The other Brazilian had already left when we took this photo



Greetings from Leeds!

I’ve spent the last 10 months in England in a city called Leeds. It’s a lively and interesting place full of students due to to its many universities. Various music, art, food and vintage events are held regularly and there’s a lot to explore when it comes to the surrounding areas and suburbs.


The exchange university’s Fine Art course provides nice studio spaces and a good range of materials, so studying here and making work has been going great. I’ve had the chance to learn to utilize different facilities, including the wood workshop and screen printing workshop. Also, the British Art Show 8 just happened to be in Leeds in September, so a lot of visiting artist gave lectures at the Leeds Art Gallery.
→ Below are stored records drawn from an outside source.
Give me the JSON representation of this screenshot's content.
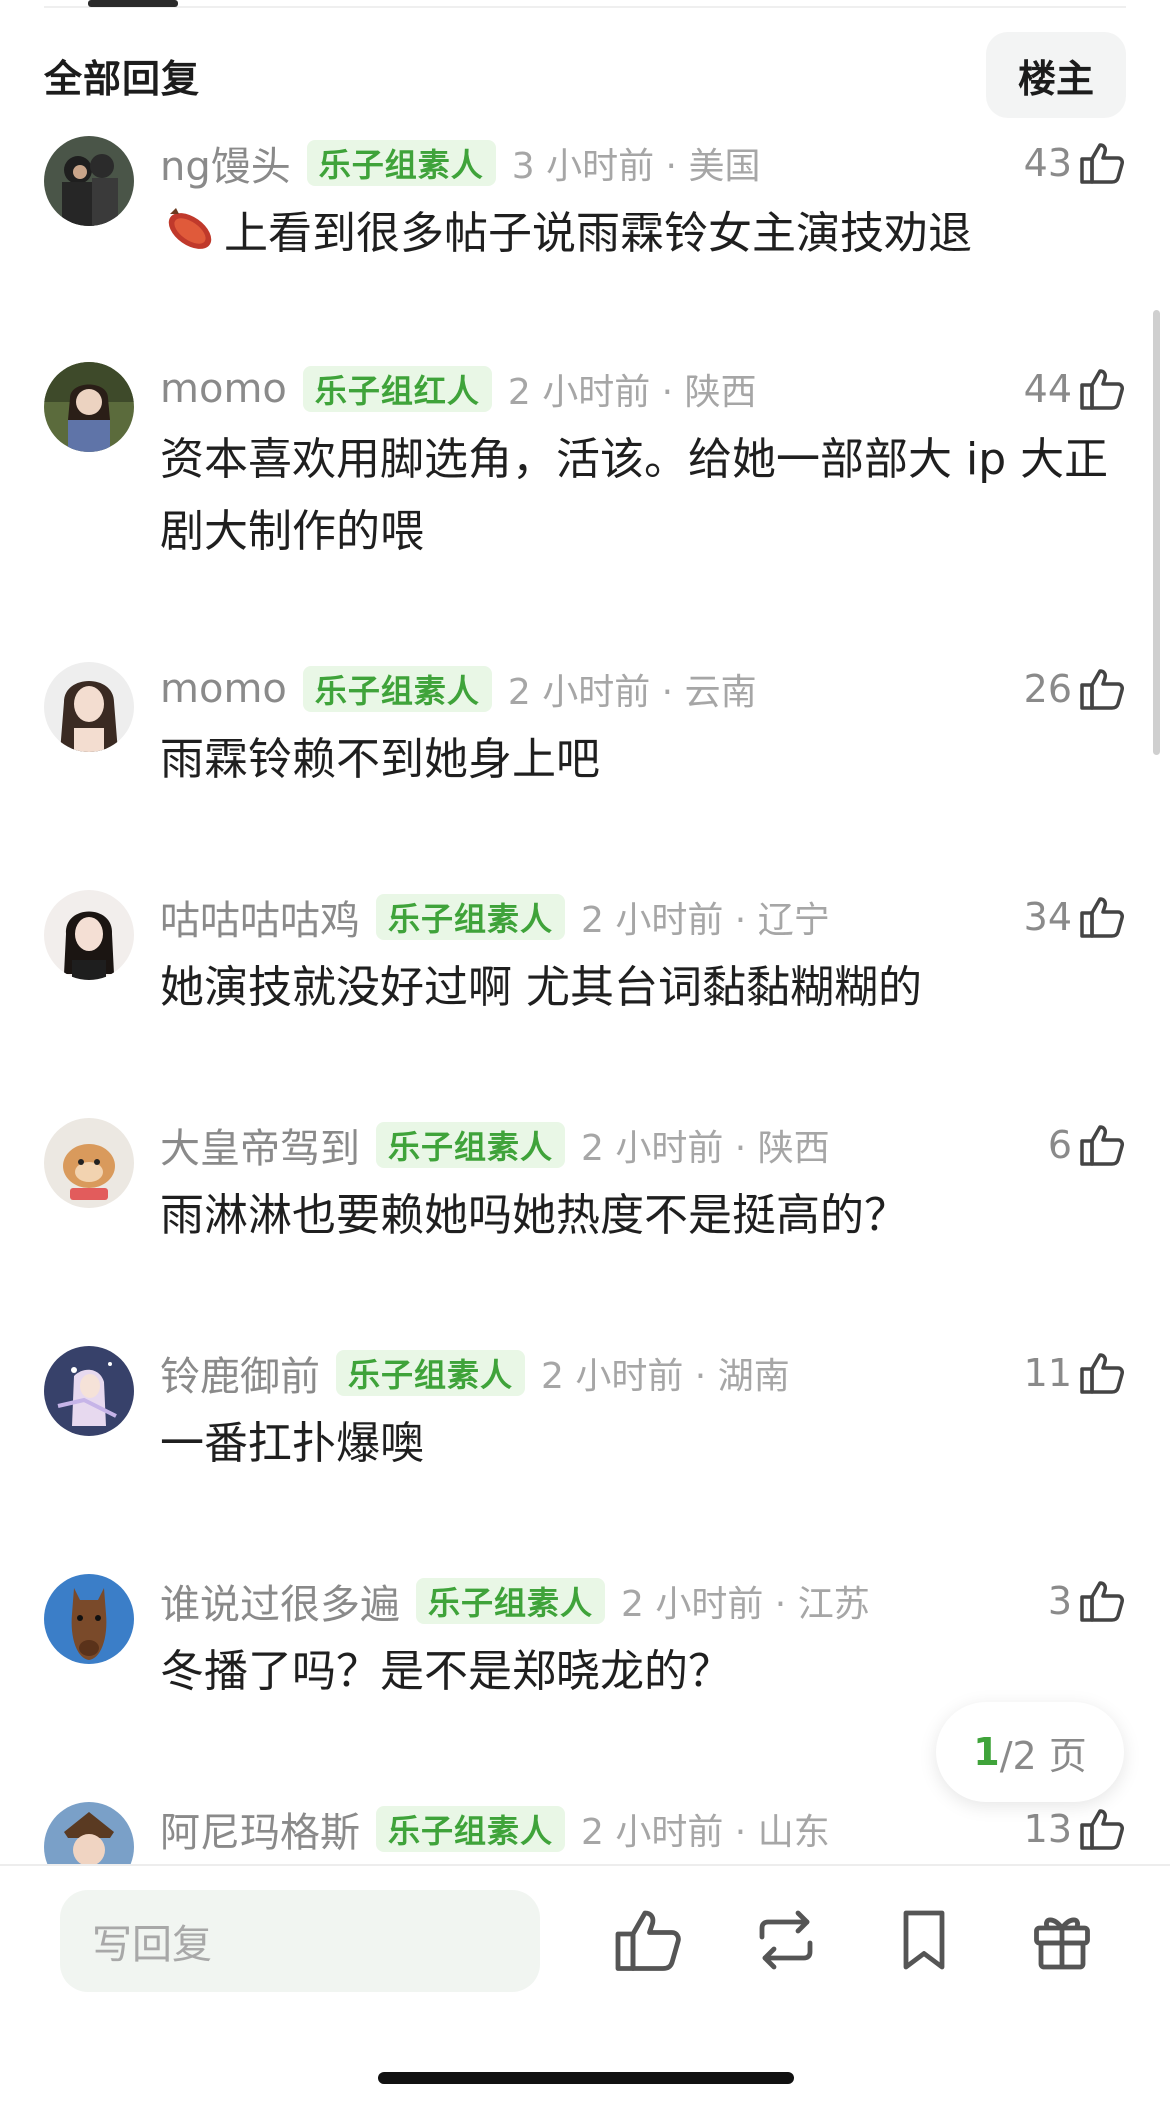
{
  "header": {
    "title": "全部回复",
    "op_label": "楼主"
  },
  "comments": [
    {
      "user": "ng馒头",
      "badge": "乐子组素人",
      "time": "3 小时前 · 美国",
      "likes": "43",
      "text": "上看到很多帖子说雨霖铃女主演技劝退"
    },
    {
      "user": "momo",
      "badge": "乐子组红人",
      "time": "2 小时前 · 陕西",
      "likes": "44",
      "text": "资本喜欢用脚选角，活该。给她一部部大 ip 大正剧大制作的喂"
    },
    {
      "user": "momo",
      "badge": "乐子组素人",
      "time": "2 小时前 · 云南",
      "likes": "26",
      "text": "雨霖铃赖不到她身上吧"
    },
    {
      "user": "咕咕咕咕鸡",
      "badge": "乐子组素人",
      "time": "2 小时前 · 辽宁",
      "likes": "34",
      "text": "她演技就没好过啊 尤其台词黏黏糊糊的"
    },
    {
      "user": "大皇帝驾到",
      "badge": "乐子组素人",
      "time": "2 小时前 · 陕西",
      "likes": "6",
      "text": "雨淋淋也要赖她吗她热度不是挺高的？"
    },
    {
      "user": "铃鹿御前",
      "badge": "乐子组素人",
      "time": "2 小时前 · 湖南",
      "likes": "11",
      "text": "一番扛扑爆噢"
    },
    {
      "user": "谁说过很多遍",
      "badge": "乐子组素人",
      "time": "2 小时前 · 江苏",
      "likes": "3",
      "text": "冬播了吗？是不是郑晓龙的？"
    },
    {
      "user": "阿尼玛格斯",
      "badge": "乐子组素人",
      "time": "2 小时前 · 山东",
      "likes": "13",
      "text": ""
    }
  ],
  "pager": {
    "current": "1",
    "rest": "/2 页"
  },
  "bottom": {
    "reply_placeholder": "写回复"
  },
  "colors": {
    "accent_green": "#3fa33a",
    "badge_bg": "#e9f7e6",
    "meta_gray": "#8a8a8a"
  },
  "icons": [
    "thumbs-up-icon",
    "repost-icon",
    "bookmark-icon",
    "gift-icon",
    "sweet-potato-icon"
  ]
}
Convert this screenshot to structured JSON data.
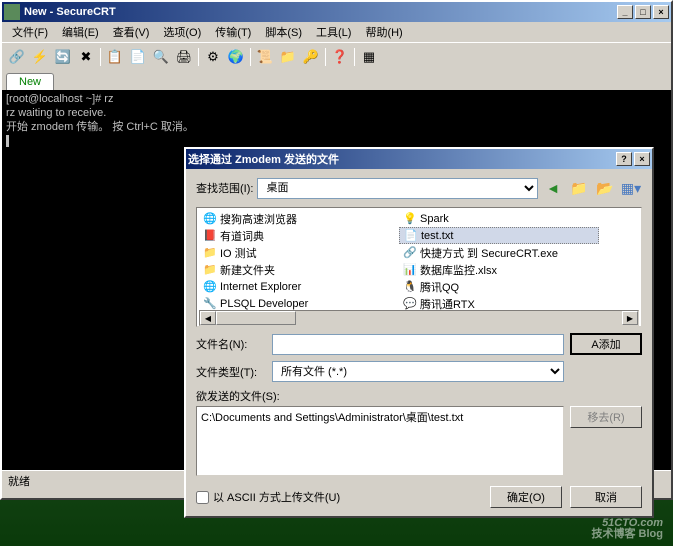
{
  "window": {
    "title": "New - SecureCRT",
    "menus": [
      "文件(F)",
      "编辑(E)",
      "查看(V)",
      "选项(O)",
      "传输(T)",
      "脚本(S)",
      "工具(L)",
      "帮助(H)"
    ],
    "tab": "New",
    "status": "就绪"
  },
  "terminal": {
    "line1": "[root@localhost ~]# rz",
    "line2": "rz waiting to receive.",
    "line3": "开始 zmodem 传输。 按 Ctrl+C 取消。"
  },
  "dialog": {
    "title": "选择通过 Zmodem 发送的文件",
    "look_in_label": "查找范围(I):",
    "look_in_value": "桌面",
    "files": {
      "col1": [
        {
          "name": "搜狗高速浏览器",
          "icon": "🌐"
        },
        {
          "name": "有道词典",
          "icon": "📕"
        },
        {
          "name": "IO 测试",
          "icon": "📁"
        },
        {
          "name": "新建文件夹",
          "icon": "📁"
        },
        {
          "name": "Internet Explorer",
          "icon": "🌐"
        },
        {
          "name": "PLSQL Developer",
          "icon": "🔧"
        }
      ],
      "col2": [
        {
          "name": "Spark",
          "icon": "💡"
        },
        {
          "name": "test.txt",
          "icon": "📄",
          "selected": true
        },
        {
          "name": "快捷方式 到 SecureCRT.exe",
          "icon": "🔗"
        },
        {
          "name": "数据库监控.xlsx",
          "icon": "📊"
        },
        {
          "name": "腾讯QQ",
          "icon": "🐧"
        },
        {
          "name": "腾讯通RTX",
          "icon": "💬"
        }
      ]
    },
    "filename_label": "文件名(N):",
    "filename_value": "",
    "filetype_label": "文件类型(T):",
    "filetype_value": "所有文件 (*.*)",
    "add_btn": "A添加",
    "send_label": "欲发送的文件(S):",
    "send_files": "C:\\Documents and Settings\\Administrator\\桌面\\test.txt",
    "remove_btn": "移去(R)",
    "ascii_label": "以 ASCII 方式上传文件(U)",
    "ok_btn": "确定(O)",
    "cancel_btn": "取消"
  },
  "watermark": {
    "main": "51CTO.com",
    "sub": "技术博客   Blog"
  }
}
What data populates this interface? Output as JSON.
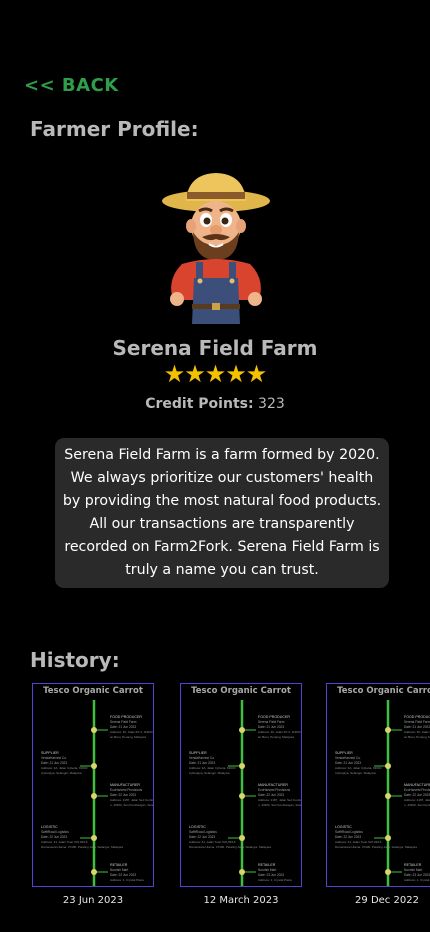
{
  "nav": {
    "back_label": "<< BACK"
  },
  "profile": {
    "section_title": "Farmer Profile:",
    "farm_name": "Serena Field Farm",
    "rating": 5,
    "stars": "★★★★★",
    "credit_label": "Credit Points:",
    "credit_value": "323",
    "description": "Serena Field Farm is a farm formed by 2020. We always prioritize our customers' health by providing the most natural food products. All our transactions are transparently recorded on Farm2Fork. Serena Field Farm is truly a name you can trust."
  },
  "history": {
    "section_title": "History:",
    "cards": [
      {
        "title": "Tesco Organic Carrot",
        "date": "23 Jun 2023"
      },
      {
        "title": "Tesco Organic Carrot",
        "date": "12  March 2023"
      },
      {
        "title": "Tesco Organic Carrot",
        "date": "29 Dec 2022"
      }
    ],
    "stages": {
      "food_producer": {
        "title": "FOOD PRODUCER",
        "name": "Serena Field Farm",
        "date": "Date: 21 Jun 2023",
        "address": "Address: 30, Jalan Pd 4, 11900 Bayan Baru, Penang, Malaysia"
      },
      "supplier": {
        "title": "SUPPLIER",
        "name": "VendaHarvest Co.",
        "date": "Date: 21 Jun 2023",
        "address": "Address: 3A, Jalan Cyberia, 63000 Cyberjaya, Selangor, Malaysia"
      },
      "manufacturer": {
        "title": "MANUFACTURER",
        "name": "EcoHarvest Provisions",
        "date": "Date: 22 Jun 2023",
        "address": "Address: 2187, Jalan Seri Kembangan, 43300, Seri Kembangan, Selangor, Malaysia"
      },
      "logistic": {
        "title": "LOGISTIC",
        "name": "SwiftRoad Logistics",
        "date": "Date: 22 Jun 2023",
        "address": "Address: 41, Jalan Tuan 5x5,33/16 Damansara Utama, 47400, Petaling Jaya, Selangor, Malaysia"
      },
      "retailer": {
        "title": "RETAILER",
        "name": "Nourish Mart",
        "date": "Date: 23 Jun 2023",
        "address": "Address: 1, Crystal Plaza"
      }
    }
  },
  "colors": {
    "back": "#2e9e4a",
    "heading": "#b9b9b9",
    "star": "#f2c200",
    "card_border": "#5a3fd6",
    "timeline": "#3fbf3f",
    "node": "#d9d56a"
  }
}
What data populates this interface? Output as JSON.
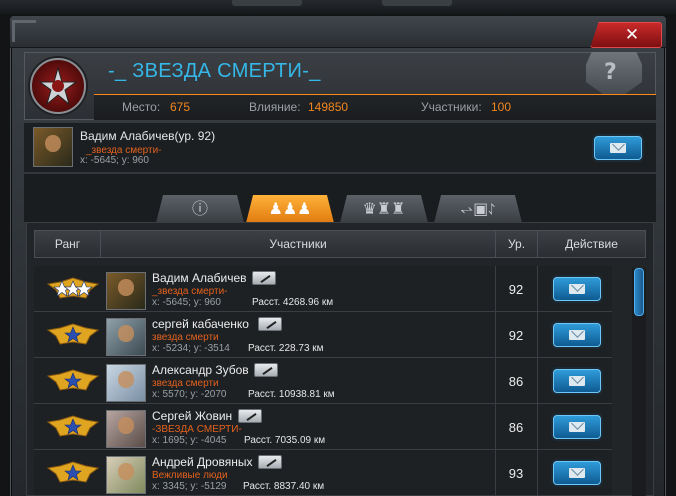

Thanks to the high profile exhibition, there’s been even more art-related happenings than usually.


In Leeds there’s something for everyone, whether you’re into hiking in the moors or discovering ware house parties held around the city’s sidelines. To my experience the people are generally easy-going  and fun-loving, and a lot of the students are enjoying their time in uni to the fullest.


My time in Leeds has been a memorable experience and I wish to visit the city soon again!